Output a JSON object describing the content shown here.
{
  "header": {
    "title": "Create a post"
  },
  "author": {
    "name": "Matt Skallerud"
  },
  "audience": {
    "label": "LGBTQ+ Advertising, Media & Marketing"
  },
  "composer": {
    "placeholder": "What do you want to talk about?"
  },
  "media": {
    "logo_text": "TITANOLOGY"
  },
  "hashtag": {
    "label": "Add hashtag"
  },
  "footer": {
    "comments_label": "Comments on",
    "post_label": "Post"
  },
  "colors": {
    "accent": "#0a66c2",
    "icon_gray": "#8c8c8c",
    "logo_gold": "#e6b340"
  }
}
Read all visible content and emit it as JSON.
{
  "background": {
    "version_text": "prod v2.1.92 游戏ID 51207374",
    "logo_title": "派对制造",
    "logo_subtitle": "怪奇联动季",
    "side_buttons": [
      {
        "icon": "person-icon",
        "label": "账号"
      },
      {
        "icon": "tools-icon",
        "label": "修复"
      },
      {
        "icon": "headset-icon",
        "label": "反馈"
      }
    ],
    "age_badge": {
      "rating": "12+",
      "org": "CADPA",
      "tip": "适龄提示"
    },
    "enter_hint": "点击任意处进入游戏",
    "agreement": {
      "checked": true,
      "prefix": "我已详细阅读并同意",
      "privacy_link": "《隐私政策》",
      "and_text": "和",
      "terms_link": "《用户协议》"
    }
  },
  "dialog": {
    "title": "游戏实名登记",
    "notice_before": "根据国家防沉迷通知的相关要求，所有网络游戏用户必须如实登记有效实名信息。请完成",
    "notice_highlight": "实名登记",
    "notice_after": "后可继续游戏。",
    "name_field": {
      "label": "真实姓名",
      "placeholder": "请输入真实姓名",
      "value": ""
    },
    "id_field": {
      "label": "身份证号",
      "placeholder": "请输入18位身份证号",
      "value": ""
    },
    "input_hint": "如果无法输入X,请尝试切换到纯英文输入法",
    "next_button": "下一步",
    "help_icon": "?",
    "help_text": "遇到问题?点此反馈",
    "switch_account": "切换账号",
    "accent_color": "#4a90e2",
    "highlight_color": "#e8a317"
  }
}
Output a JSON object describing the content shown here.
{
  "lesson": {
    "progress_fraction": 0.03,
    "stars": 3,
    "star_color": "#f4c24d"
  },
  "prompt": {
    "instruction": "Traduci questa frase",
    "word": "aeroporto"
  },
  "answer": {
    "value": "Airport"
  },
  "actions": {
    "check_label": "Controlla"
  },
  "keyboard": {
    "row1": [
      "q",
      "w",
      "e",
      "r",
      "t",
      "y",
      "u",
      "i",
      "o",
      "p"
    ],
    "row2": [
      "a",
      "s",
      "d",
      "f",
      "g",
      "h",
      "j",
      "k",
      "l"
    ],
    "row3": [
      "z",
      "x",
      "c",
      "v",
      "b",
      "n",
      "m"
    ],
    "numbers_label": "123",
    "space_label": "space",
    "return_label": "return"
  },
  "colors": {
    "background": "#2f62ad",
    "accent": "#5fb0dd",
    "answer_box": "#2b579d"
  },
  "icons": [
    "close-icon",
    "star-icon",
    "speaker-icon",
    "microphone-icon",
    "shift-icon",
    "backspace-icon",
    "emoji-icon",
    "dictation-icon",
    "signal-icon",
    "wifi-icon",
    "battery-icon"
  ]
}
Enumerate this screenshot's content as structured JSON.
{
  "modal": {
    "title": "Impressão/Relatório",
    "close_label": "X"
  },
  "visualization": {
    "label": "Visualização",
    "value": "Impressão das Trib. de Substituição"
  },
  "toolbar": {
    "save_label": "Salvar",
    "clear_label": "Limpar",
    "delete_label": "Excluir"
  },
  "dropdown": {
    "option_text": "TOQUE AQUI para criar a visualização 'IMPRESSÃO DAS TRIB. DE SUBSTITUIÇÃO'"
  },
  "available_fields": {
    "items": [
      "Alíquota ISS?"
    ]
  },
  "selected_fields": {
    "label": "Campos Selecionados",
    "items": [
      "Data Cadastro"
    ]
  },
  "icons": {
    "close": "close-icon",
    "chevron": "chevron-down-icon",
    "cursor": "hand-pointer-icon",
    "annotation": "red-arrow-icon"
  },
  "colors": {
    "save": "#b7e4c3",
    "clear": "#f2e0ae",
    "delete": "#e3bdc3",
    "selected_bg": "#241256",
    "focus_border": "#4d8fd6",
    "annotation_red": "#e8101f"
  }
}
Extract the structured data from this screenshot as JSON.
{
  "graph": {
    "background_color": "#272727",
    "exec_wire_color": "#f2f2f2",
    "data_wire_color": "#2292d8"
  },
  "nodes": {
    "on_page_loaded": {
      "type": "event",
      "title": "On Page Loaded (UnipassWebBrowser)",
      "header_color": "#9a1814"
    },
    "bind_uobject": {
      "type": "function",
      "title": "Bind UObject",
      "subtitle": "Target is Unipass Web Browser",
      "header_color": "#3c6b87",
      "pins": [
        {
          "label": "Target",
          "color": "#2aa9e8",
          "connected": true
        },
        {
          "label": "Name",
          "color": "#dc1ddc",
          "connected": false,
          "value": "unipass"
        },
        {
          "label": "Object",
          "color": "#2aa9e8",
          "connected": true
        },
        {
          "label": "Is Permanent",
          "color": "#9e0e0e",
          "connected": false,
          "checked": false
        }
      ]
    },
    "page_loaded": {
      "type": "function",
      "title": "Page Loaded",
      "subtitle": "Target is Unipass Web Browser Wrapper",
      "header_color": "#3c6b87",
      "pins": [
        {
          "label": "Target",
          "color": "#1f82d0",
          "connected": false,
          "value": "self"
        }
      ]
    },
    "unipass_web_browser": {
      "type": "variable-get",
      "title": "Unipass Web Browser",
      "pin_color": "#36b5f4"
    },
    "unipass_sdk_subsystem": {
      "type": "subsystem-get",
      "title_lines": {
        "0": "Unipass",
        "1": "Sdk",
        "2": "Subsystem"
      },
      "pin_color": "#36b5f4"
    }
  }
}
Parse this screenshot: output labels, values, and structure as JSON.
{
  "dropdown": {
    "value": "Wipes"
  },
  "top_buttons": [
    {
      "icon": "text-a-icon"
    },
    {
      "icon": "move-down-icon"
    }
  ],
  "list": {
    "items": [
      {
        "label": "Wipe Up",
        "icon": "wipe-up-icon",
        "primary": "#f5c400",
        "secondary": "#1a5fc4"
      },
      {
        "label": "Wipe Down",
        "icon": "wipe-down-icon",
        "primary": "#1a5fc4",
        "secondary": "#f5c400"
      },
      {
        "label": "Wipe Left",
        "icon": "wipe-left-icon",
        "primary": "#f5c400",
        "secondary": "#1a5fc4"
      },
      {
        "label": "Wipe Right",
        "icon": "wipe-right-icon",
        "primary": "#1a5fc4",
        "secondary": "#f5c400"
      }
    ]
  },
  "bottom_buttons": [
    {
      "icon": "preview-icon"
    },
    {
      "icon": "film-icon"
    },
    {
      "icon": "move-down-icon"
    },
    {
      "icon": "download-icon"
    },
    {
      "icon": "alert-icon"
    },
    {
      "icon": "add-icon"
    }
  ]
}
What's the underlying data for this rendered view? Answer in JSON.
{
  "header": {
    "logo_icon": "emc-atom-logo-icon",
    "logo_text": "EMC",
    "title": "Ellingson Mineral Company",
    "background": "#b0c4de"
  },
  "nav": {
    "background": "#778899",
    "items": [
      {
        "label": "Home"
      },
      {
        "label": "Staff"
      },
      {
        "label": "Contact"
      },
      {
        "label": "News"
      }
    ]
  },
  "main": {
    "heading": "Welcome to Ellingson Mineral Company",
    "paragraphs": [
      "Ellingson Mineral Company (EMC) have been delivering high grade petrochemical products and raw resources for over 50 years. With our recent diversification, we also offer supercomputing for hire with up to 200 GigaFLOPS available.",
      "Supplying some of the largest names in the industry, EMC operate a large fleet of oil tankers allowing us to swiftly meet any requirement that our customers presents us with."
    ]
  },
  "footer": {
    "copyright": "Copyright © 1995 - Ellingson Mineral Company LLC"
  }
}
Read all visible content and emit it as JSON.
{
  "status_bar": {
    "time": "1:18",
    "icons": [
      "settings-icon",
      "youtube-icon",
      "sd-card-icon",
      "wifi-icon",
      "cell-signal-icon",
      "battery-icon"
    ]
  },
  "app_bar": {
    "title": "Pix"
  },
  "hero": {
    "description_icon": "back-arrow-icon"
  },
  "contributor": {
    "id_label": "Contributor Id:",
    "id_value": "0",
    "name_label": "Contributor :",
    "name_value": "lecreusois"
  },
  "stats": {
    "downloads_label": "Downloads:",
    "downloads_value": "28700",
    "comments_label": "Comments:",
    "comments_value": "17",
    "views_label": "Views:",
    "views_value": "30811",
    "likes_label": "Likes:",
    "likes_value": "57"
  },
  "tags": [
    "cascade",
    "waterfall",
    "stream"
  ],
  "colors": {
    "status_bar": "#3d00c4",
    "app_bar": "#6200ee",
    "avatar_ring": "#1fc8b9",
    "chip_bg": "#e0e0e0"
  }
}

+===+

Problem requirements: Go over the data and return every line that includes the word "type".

Solution to the exercise:
      "type": "event",
      "type": "function",
      "type": "function",
      "type": "variable-get",
      "type": "subsystem-get",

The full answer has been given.